Making lysosomes more acidic may be an ingeniously simple, yet efficient, way to prevent the consequences of lysosomal storage disorders such as Gaucher disease. And restoring acidity can be achieved with repurposed drugs that are already in use for other diseases.
The discovery by researchers at the University of Rochester Medical Center is a huge step forward, as the findings can be applied to all of the about 50 different conditions caused by problems with lysosomal storage.
The study, “Lysosomal Re-acidification Prevents Lysosphingolipid-Induced Lysosomal Impairment and Cellular Toxicity,” was published in the journal PLOS Biology.
While Gaucher disease is caused by mutations in the gene coding for glucocerebrosidase, it shares a common feature with other lysosomal storage disorders. Glucocerebrosidase is an enzyme present in the lysosome — a cellular component that can be likened to the stomach. In the lysosome, molecules get churned into smaller pieces. Just like in the stomach, the environment needs to be acidic for it to work properly.
The research team discovered that the toxic buildup of substances caused by the diseases also disrupts the ability of the lysosome to keep its interior acidic. And experiments in mice showed that restoring the acidity was enough to prevent the loss of several lysosome tasks and improving cell survival.

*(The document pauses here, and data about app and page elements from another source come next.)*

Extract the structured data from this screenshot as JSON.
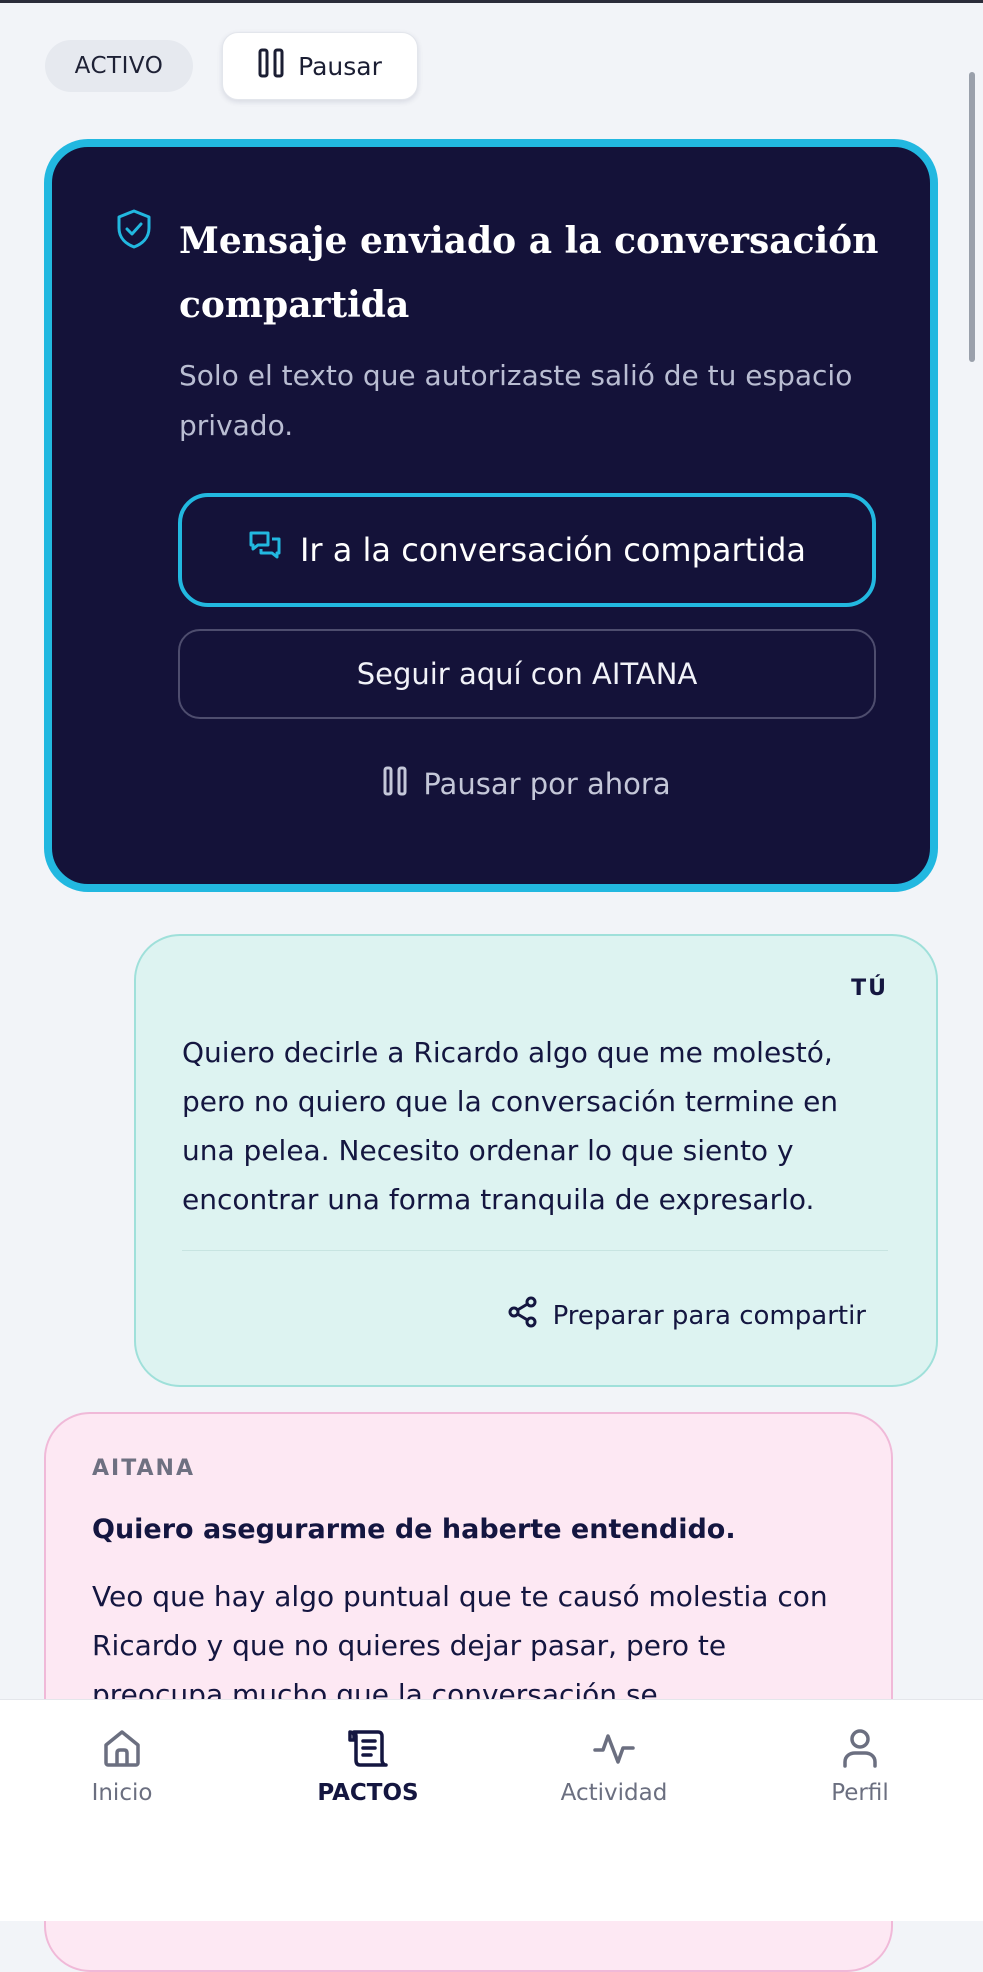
{
  "colors": {
    "accent": "#22b8e0",
    "card_dark": "#141239",
    "user_bubble": "#ddf3f1",
    "ai_bubble": "#fde8f3",
    "text_primary": "#141640"
  },
  "header": {
    "status_chip": "ACTIVO",
    "pause_label": "Pausar"
  },
  "sent_card": {
    "title": "Mensaje enviado a la conversación compartida",
    "subtitle": "Solo el texto que autorizaste salió de tu espacio privado.",
    "primary_label": "Ir a la conversación compartida",
    "secondary_label": "Seguir aquí con AITANA",
    "pause_now_label": "Pausar por ahora"
  },
  "user_message": {
    "author": "TÚ",
    "text": "Quiero decirle a Ricardo algo que me molestó, pero no quiero que la conversación termine en una pelea. Necesito ordenar lo que siento y encontrar una forma tranquila de expresarlo.",
    "share_label": "Preparar para compartir"
  },
  "ai_message": {
    "author": "AITANA",
    "heading": "Quiero asegurarme de haberte entendido.",
    "text": "Veo que hay algo puntual que te causó molestia con Ricardo y que no quieres dejar pasar, pero te preocupa mucho que la conversación se"
  },
  "nav": {
    "items": [
      {
        "label": "Inicio",
        "icon": "home-icon"
      },
      {
        "label": "PACTOS",
        "icon": "scroll-icon"
      },
      {
        "label": "Actividad",
        "icon": "activity-icon"
      },
      {
        "label": "Perfil",
        "icon": "profile-icon"
      }
    ],
    "active_index": 1
  }
}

The team then tested colforsin — a drug approved in Japan for the treatment of heart disease — in a mouse model of Krabbe disease, one of the most severe of the lysosomal storage disorders. Colforsin improved survival to the same degree as had been achieved in studies using gene therapy.
The treatment was effective even when it was started later than needed when using gene therapy, and also largely prevented brain damage. Using repurposed drugs that are already used for other conditions provides a shortcut in drug development, since the substance has already been studied extensively.
“One of the great challenges in these diseases is that they are both rare and come in many different varieties, and advances have tended to focus on single diseases,” Mark Noble, PhD, a professor of Biomedical Genetics and the study’s senior author, said in a press release.
“In contrast, our findings suggest our treatments will be relevant to multiple disorders. Also, we saw benefits of our treatment even without needing to correct the underlying genetic defects. That gives us great hope that we could combine our treatments with other candidate approaches to gain additional benefits,” Noble said.